This morning Real Clear Politics (RCP) made its election predictions three days out. RCP averages specific polls with a history of accuracy and produces the RCP average for each race and the generic ballot. Theoretically, averaging historically accurate polls will remove any remaining bias and come closer to predicting the outcome. However, in 2016 and 2020, most polls overestimated the performance of Democrats. Thus, even the RCP average of polls has underestimated Republican performance in recent years.
Commentators advance many theories for the deterioration of election poll accuracy. Some believe pollsters are trying to help construct a narrative that discourages Republicans from voting. Others think conservatives are less likely to answer election surveys. Pranksters on the right even admit to providing wrong answers on purpose, depending on the pollster.
So this year, RCP added a column for the average amount polls underestimated Republicans over the past few elections and then a column for adjusted poll averages.

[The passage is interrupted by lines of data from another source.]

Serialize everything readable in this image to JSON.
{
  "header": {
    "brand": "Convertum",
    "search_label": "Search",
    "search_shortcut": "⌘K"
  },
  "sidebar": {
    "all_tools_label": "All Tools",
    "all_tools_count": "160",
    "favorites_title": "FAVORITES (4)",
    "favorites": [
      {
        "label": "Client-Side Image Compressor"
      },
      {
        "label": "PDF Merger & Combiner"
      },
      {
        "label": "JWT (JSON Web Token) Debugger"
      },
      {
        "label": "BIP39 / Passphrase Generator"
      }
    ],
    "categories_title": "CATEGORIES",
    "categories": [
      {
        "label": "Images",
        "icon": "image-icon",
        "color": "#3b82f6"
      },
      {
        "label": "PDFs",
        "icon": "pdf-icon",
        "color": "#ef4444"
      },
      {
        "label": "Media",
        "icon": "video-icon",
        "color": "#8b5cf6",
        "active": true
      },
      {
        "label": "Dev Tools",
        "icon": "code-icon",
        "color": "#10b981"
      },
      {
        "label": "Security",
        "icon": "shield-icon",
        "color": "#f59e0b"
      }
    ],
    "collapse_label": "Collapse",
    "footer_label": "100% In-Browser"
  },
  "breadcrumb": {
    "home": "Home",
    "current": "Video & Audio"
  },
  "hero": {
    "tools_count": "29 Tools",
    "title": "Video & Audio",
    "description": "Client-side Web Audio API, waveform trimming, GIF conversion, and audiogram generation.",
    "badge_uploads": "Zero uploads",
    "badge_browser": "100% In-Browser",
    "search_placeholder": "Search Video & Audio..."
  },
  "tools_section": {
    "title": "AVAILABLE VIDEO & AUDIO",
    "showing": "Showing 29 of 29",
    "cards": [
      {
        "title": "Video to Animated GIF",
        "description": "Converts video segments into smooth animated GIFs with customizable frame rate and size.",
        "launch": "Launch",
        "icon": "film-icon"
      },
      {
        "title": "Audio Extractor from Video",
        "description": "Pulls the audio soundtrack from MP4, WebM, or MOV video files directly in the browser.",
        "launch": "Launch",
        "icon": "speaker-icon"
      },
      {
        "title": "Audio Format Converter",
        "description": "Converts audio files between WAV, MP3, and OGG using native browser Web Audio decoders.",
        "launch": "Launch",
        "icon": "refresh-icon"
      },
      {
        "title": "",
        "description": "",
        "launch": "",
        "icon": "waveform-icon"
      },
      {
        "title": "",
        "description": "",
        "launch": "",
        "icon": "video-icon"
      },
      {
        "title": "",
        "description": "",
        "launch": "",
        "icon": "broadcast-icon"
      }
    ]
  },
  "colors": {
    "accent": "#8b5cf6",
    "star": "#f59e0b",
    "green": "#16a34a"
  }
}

The last column is the site’s predictions for the Senate and governor races. RCP now predicts the Senate will have a 54-seat Republican majority after a runoff in Georgia in December. It also forecasts the GOP will net three governorships, leaving 19 Democrat-led states and 33 Republican-led ones.
But is it possible that RCP’s adjustment may not be enough? A new poll indicates that is a distinct possibility. The Trafalgar Group conducted a poll for Convention of States utilizing a method that lead pollster Robert Cahaly developed in 2016. Cahaly asks respondents what their neighbors think or who they will vote for as a proxy for what the person on the line will do. Using this method, Trafalgar was the only pollster who predicted President Trump would win Michigan and Pennsylvania in 2016.
With the Democrats withering harangues about threats to “our democracy” and the complete media freak out about what the polls are already saying, the new data from Trafalgar should have both groups furiously searching for their Xanax and bourbon. “Our pollster Robert Cahaly is famous for having devised a method to ask voters what they themselves think by asking what their neighbors think, and we wanted to apply that principle to understanding how voters feel in the current climate,” explained Mark Meckler, President of the Convention of States.
By a significant margin, unaffiliated voters think their friends and neighbors are afraid to express their views about who they will vote for on Tuesday. Only 38.6% of Democrats believe this, while a slight majority of Republicans, 51.4%, do. However, almost two-thirds, 66.3%, of unaffiliated voters do. Unaffiliated voters are the only group seen as persuadable in most elections. It’s easy to see how the legacy media narrative about political violence from Republicans could make unaffiliated voters hesitant to say they will vote for them.
Recent disclosures about social media monitoring by Big Tech in cooperation with the government probably increased the unwillingness of people to speak about the election publicly. Add that to Attorney General Marrick Garland using the DOJ and FBI as political weapons against Republicans and conservatives, and it makes sense that people would not want to identify themselves as voting for one. It also makes sense that more Republicans than Democrats feel this way.
A significant majority — 60.1% — of unaffiliated voters also believe their “neighbors” are voting for Republicans. “Interestingly, that’s about the same number [of unaffiliated voters] who are afraid to say who they’ll vote for,” noted Meckler. “This indicates that the theory of the ‘submerged voter’–voters so concerned about people finding out who they voted for that pollsters cannot detect them–will come into play in this midterm in a major way.”
Submerged voters materialized in Michigan and Pennsylvania in 2016. These are two states with critical races again this cycle. Margins for Democrats are also thinner than expected in high-profile races in Washington, New Hampshire, Minnesota, and Wisconsin. In addition, House districts President Biden won by over 10 points two years ago are now considered toss-ups.
Will the shy voter topple Democrats even where the current polling has them winning? Only time will tell.